People do not regularly live in more than one-fifth of the homes across Maine, according to data from the 2020 U.S. census. The U.S. Census Bureau defines a vacant housing unit as one that is uninhabited or is inhabited by those with another primary residence.
The data reflect the clashing elements of Maine culture, from coastal and lakeside communities dominated by seasonal residences to more economically depressed rural areas that have seen homes abandoned. In coastal areas, second homes have been cited as a contributing factor in stark housing shortages.
An astounding 72 percent of Maine’s vacant housing units are used for seasonal, recreational or occasional use, a rate that is only eclipsed by nearby Vermont with a rate of 75 percent, according to 2020 American Community Survey data.

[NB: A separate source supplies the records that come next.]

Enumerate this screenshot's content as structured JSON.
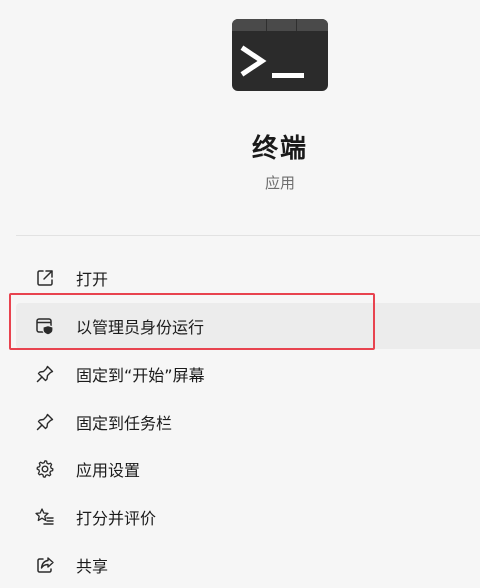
{
  "app": {
    "name": "终端",
    "type": "应用",
    "icon": "terminal-app-icon"
  },
  "menu": {
    "items": [
      {
        "label": "打开",
        "icon": "open-external-icon"
      },
      {
        "label": "以管理员身份运行",
        "icon": "run-as-admin-shield-icon"
      },
      {
        "label": "固定到“开始”屏幕",
        "icon": "pin-icon"
      },
      {
        "label": "固定到任务栏",
        "icon": "pin-icon"
      },
      {
        "label": "应用设置",
        "icon": "gear-icon"
      },
      {
        "label": "打分并评价",
        "icon": "star-list-icon"
      },
      {
        "label": "共享",
        "icon": "share-icon"
      }
    ]
  },
  "colors": {
    "background": "#f6f6f6",
    "highlight_border": "#e8434f",
    "hover_background": "#ececec",
    "icon_dark": "#2b2b2b"
  }
}
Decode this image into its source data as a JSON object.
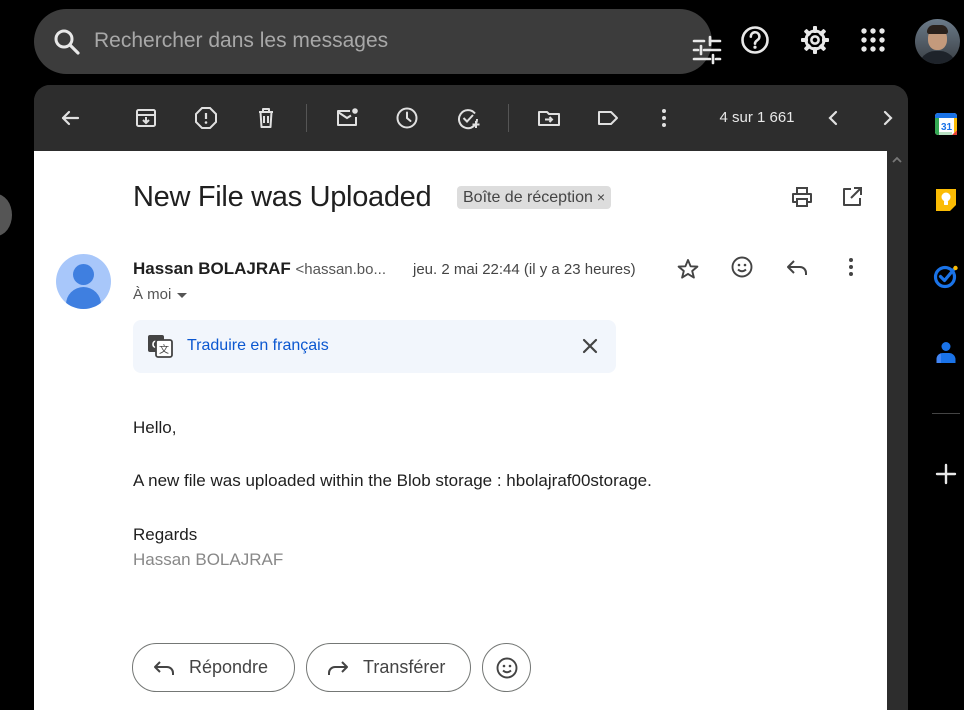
{
  "search": {
    "placeholder": "Rechercher dans les messages"
  },
  "toolbar": {
    "pager": "4 sur 1 661"
  },
  "email": {
    "subject": "New File was Uploaded",
    "label": "Boîte de réception",
    "label_close": "×",
    "sender_name": "Hassan BOLAJRAF",
    "sender_email": "<hassan.bo...",
    "date": "jeu. 2 mai 22:44 (il y a 23 heures)",
    "recipient": "À moi",
    "translate": "Traduire en français",
    "greeting": "Hello,",
    "message": "A new file was uploaded within the Blob storage : hbolajraf00storage.",
    "closing": "Regards",
    "signature": "Hassan BOLAJRAF"
  },
  "actions": {
    "reply": "Répondre",
    "forward": "Transférer"
  },
  "sidebar": {
    "calendar_day": "31"
  },
  "colors": {
    "accent": "#0b57d0",
    "background": "#000000",
    "panel": "#2d2d2d",
    "search": "#3c3c3c"
  }
}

The percentage of vacant units available for rent or sale dropped from 13 percent in 2010 to 9 percent in 2020 even as total housing units grew by 17,000 in Maine, according to census and American Community Survey data.
Maine’s rate of vacant units available for sale or rent was one-third of the national average. That was especially pronounced in the state’s rental market. Just 6 percent of vacant housing units were available for rent compared with 17 percent in the rest of the country.
Maine’s famed summer communities saw astounding vacancy rates. Nearly two-thirds of homes in Rangeley, for example, were unoccupied for part of the year. Other areas with high vacancy rates include Mount Desert Island, the southern coast and parts of Piscataquis County.
Cities have generally low rates. A little more than one-fifth of Portland’s vacant units were available for rent or sale, 11 percent lower than the national average and far lower than the rates in Boston and New York City, according to American Community Survey data.
The rental data do not account for homes rented or sold while inhabited.
The town of Columbia in Washington County had the highest rate of vacant units used for migrant work at 8 percent of all units, while Hersey in Aroostook County had the highest rate of vacant units available for sale at 9 percent and Mexico in Oxford County had the highest rate of vacant units available for rent at 17 percent.